NEW YORK — Stock prices fought to hold onto gains today as the the Dow Jones index hovered around the 1,900 mark amid futures-related buying and investor caution.
The Dow Jones index of 30 industrials rose 34.15 points, or 1.6%, to 1,902.52.
Gainers outpaced losers by a 5 to 2 margin on the New York Stock Exchange, with 1,118 stocks advancing, 498 declining and 380 unchanged.
Big Board volume totaled 231.43 million shares, against 227.31 million in the previous session.
The NYSE's composite index rose 2.14 to 133.56.
The key index managed to rally for a third straight day, but analysts said the Dow's advance, which centered on blue chip issues, was not broad-based. High-quality issues also accounted for a 56-point gain in the Dow on Tuesday and a 45-point rise on Monday.
"Market participants have a very select shopping list and are sticking to that basket for some time," said Eugene Peroni, an analyst at Janney Mongtomery Scott Inc. in Philadelphia, in explaining the interest in quality issues.
"If (the rally) carried over into secondary issues, I'd be happy," said William Howard, a vice president with Sutro & Co. in San Francisco.
"But this is a technical rally in a bear market . . . and I don't think the general public is involved," he said.
Much of the day's volume was attributed to computer-guided purchases and investors who snapped up equities to lock in dividends.
Still, analysts said there is a subtle bolstering of investor confidence under way.
"The market has a more positive underlying thread of confidence that has been missing for weeks," Peroni said.
"The buying seems to be a little more calculated and with greater conviction than there has been," he added.
Bond Prices Steady
While the market grappled with technical and psychological pressures at the 1,900 level, analysts said positive economic news could help fortify the week's advance.
Traders are anxiously awaiting the release of October merchandise trade figures, due out Thursday.
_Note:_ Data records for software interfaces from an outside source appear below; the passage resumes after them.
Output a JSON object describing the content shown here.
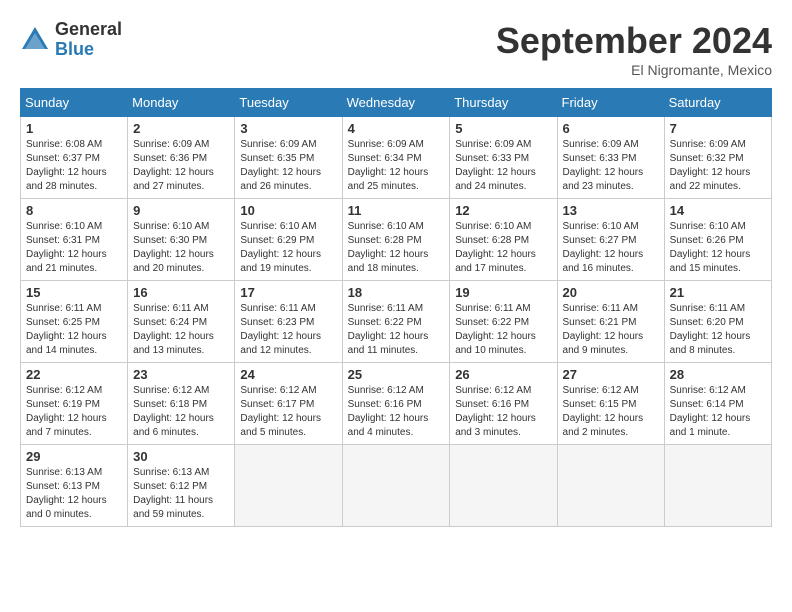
{
  "logo": {
    "general": "General",
    "blue": "Blue"
  },
  "title": "September 2024",
  "location": "El Nigromante, Mexico",
  "days_of_week": [
    "Sunday",
    "Monday",
    "Tuesday",
    "Wednesday",
    "Thursday",
    "Friday",
    "Saturday"
  ],
  "weeks": [
    [
      {
        "day": "1",
        "info": "Sunrise: 6:08 AM\nSunset: 6:37 PM\nDaylight: 12 hours\nand 28 minutes."
      },
      {
        "day": "2",
        "info": "Sunrise: 6:09 AM\nSunset: 6:36 PM\nDaylight: 12 hours\nand 27 minutes."
      },
      {
        "day": "3",
        "info": "Sunrise: 6:09 AM\nSunset: 6:35 PM\nDaylight: 12 hours\nand 26 minutes."
      },
      {
        "day": "4",
        "info": "Sunrise: 6:09 AM\nSunset: 6:34 PM\nDaylight: 12 hours\nand 25 minutes."
      },
      {
        "day": "5",
        "info": "Sunrise: 6:09 AM\nSunset: 6:33 PM\nDaylight: 12 hours\nand 24 minutes."
      },
      {
        "day": "6",
        "info": "Sunrise: 6:09 AM\nSunset: 6:33 PM\nDaylight: 12 hours\nand 23 minutes."
      },
      {
        "day": "7",
        "info": "Sunrise: 6:09 AM\nSunset: 6:32 PM\nDaylight: 12 hours\nand 22 minutes."
      }
    ],
    [
      {
        "day": "8",
        "info": "Sunrise: 6:10 AM\nSunset: 6:31 PM\nDaylight: 12 hours\nand 21 minutes."
      },
      {
        "day": "9",
        "info": "Sunrise: 6:10 AM\nSunset: 6:30 PM\nDaylight: 12 hours\nand 20 minutes."
      },
      {
        "day": "10",
        "info": "Sunrise: 6:10 AM\nSunset: 6:29 PM\nDaylight: 12 hours\nand 19 minutes."
      },
      {
        "day": "11",
        "info": "Sunrise: 6:10 AM\nSunset: 6:28 PM\nDaylight: 12 hours\nand 18 minutes."
      },
      {
        "day": "12",
        "info": "Sunrise: 6:10 AM\nSunset: 6:28 PM\nDaylight: 12 hours\nand 17 minutes."
      },
      {
        "day": "13",
        "info": "Sunrise: 6:10 AM\nSunset: 6:27 PM\nDaylight: 12 hours\nand 16 minutes."
      },
      {
        "day": "14",
        "info": "Sunrise: 6:10 AM\nSunset: 6:26 PM\nDaylight: 12 hours\nand 15 minutes."
      }
    ],
    [
      {
        "day": "15",
        "info": "Sunrise: 6:11 AM\nSunset: 6:25 PM\nDaylight: 12 hours\nand 14 minutes."
      },
      {
        "day": "16",
        "info": "Sunrise: 6:11 AM\nSunset: 6:24 PM\nDaylight: 12 hours\nand 13 minutes."
      },
      {
        "day": "17",
        "info": "Sunrise: 6:11 AM\nSunset: 6:23 PM\nDaylight: 12 hours\nand 12 minutes."
      },
      {
        "day": "18",
        "info": "Sunrise: 6:11 AM\nSunset: 6:22 PM\nDaylight: 12 hours\nand 11 minutes."
      },
      {
        "day": "19",
        "info": "Sunrise: 6:11 AM\nSunset: 6:22 PM\nDaylight: 12 hours\nand 10 minutes."
      },
      {
        "day": "20",
        "info": "Sunrise: 6:11 AM\nSunset: 6:21 PM\nDaylight: 12 hours\nand 9 minutes."
      },
      {
        "day": "21",
        "info": "Sunrise: 6:11 AM\nSunset: 6:20 PM\nDaylight: 12 hours\nand 8 minutes."
      }
    ],
    [
      {
        "day": "22",
        "info": "Sunrise: 6:12 AM\nSunset: 6:19 PM\nDaylight: 12 hours\nand 7 minutes."
      },
      {
        "day": "23",
        "info": "Sunrise: 6:12 AM\nSunset: 6:18 PM\nDaylight: 12 hours\nand 6 minutes."
      },
      {
        "day": "24",
        "info": "Sunrise: 6:12 AM\nSunset: 6:17 PM\nDaylight: 12 hours\nand 5 minutes."
      },
      {
        "day": "25",
        "info": "Sunrise: 6:12 AM\nSunset: 6:16 PM\nDaylight: 12 hours\nand 4 minutes."
      },
      {
        "day": "26",
        "info": "Sunrise: 6:12 AM\nSunset: 6:16 PM\nDaylight: 12 hours\nand 3 minutes."
      },
      {
        "day": "27",
        "info": "Sunrise: 6:12 AM\nSunset: 6:15 PM\nDaylight: 12 hours\nand 2 minutes."
      },
      {
        "day": "28",
        "info": "Sunrise: 6:12 AM\nSunset: 6:14 PM\nDaylight: 12 hours\nand 1 minute."
      }
    ],
    [
      {
        "day": "29",
        "info": "Sunrise: 6:13 AM\nSunset: 6:13 PM\nDaylight: 12 hours\nand 0 minutes."
      },
      {
        "day": "30",
        "info": "Sunrise: 6:13 AM\nSunset: 6:12 PM\nDaylight: 11 hours\nand 59 minutes."
      },
      {
        "day": "",
        "info": ""
      },
      {
        "day": "",
        "info": ""
      },
      {
        "day": "",
        "info": ""
      },
      {
        "day": "",
        "info": ""
      },
      {
        "day": "",
        "info": ""
      }
    ]
  ]
}
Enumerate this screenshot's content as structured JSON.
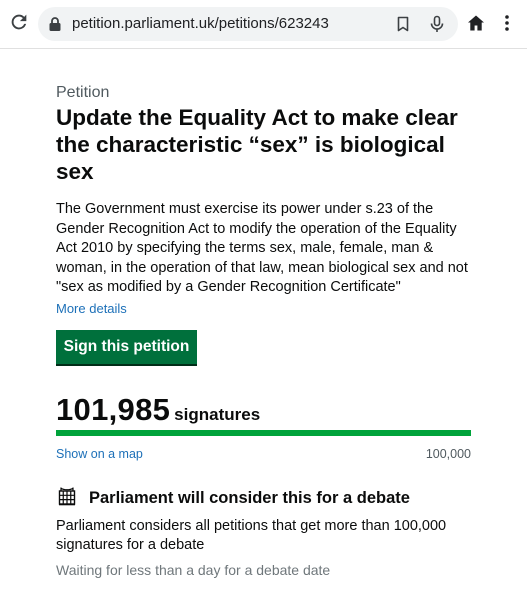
{
  "browser": {
    "url": "petition.parliament.uk/petitions/623243"
  },
  "petition": {
    "kicker": "Petition",
    "title": "Update the Equality Act to make clear the characteristic “sex” is biological sex",
    "description": "The Government must exercise its power under s.23 of the Gender Recognition Act to modify the operation of the Equality Act 2010 by specifying the terms sex, male, female, man & woman, in the operation of that law, mean biological sex and not \"sex as modified by a Gender Recognition Certificate\"",
    "more_details": "More details",
    "sign_button": "Sign this petition"
  },
  "signatures": {
    "count": "101,985",
    "label": "signatures",
    "show_map": "Show on a map",
    "threshold": "100,000",
    "progress_fraction": 1.0
  },
  "debate": {
    "heading": "Parliament will consider this for a debate",
    "text": "Parliament considers all petitions that get more than 100,000 signatures for a debate",
    "waiting": "Waiting for less than a day for a debate date"
  },
  "colors": {
    "accent_green": "#00703c",
    "progress_green": "#00a33b",
    "link_blue": "#1d70b8"
  }
}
The consensus on Wall Street is that the trade deficit will land somewhere between $14 billion and $16 billion.
The credit markets showed little movement in quiet early trading today as investors awaited the release of key economic reports.
The Treasury's bellwether 30-year bond, which in the last three sessions lost more than 2 points, or $20 per $1,000 in face amount, inched up 62.5 cents by midday.
Its yield, which moves inversely to its price, slipped to 9.21% from 9.23% late Tuesday.
Treasury Indexes Lower
Analysts said the market was likely to remain quiet until it learns more about where the economy is headed.
In addition to the release of the trade deficit report on Thursday, the government is scheduled to release its November retail sales and producer price data on Friday.
In the secondary market for Treasury bonds, prices of short-term governments were unchanged, intermediate maturities were unchanged to 1/16 point lower and 20-year issues rose 1/8 point, according to figures provided by the investment reporting service Telerate Inc.
The movement of a point is equivalent to a change of $10 in the price of a bond with a $1,000 face value.
The Merrill Lynch daily Treasury index, which measures price movements on all outstanding Treasury issues with maturities of a year or longer, fell 0.01 to 109.37.
The Shearson Lehman daily Treasury bond index, which makes a similar measurement, also declined 0.01, closing at 1,144.66.
In corporate trading, industrials and utilities were unchanged in light trading, according to the investment firm of Salomon Bros.
Moody's investment grade corporate bond index, which measures price movements on 100 corporate bonds with maturities of five years or longer, rose 0.18 to 263.01.
Yields on three-month Treasury bills were down 1 basis point to 5.81%. Six-month bills were unchanged at 6.39% and one-year bills were up a basis point at 6.70%.
A basis point is one-hundredth of a percentage point.
The federal funds rate, the interest on overnight loans between banks, traded at 6 11/16%, unchanged from late Tuesday.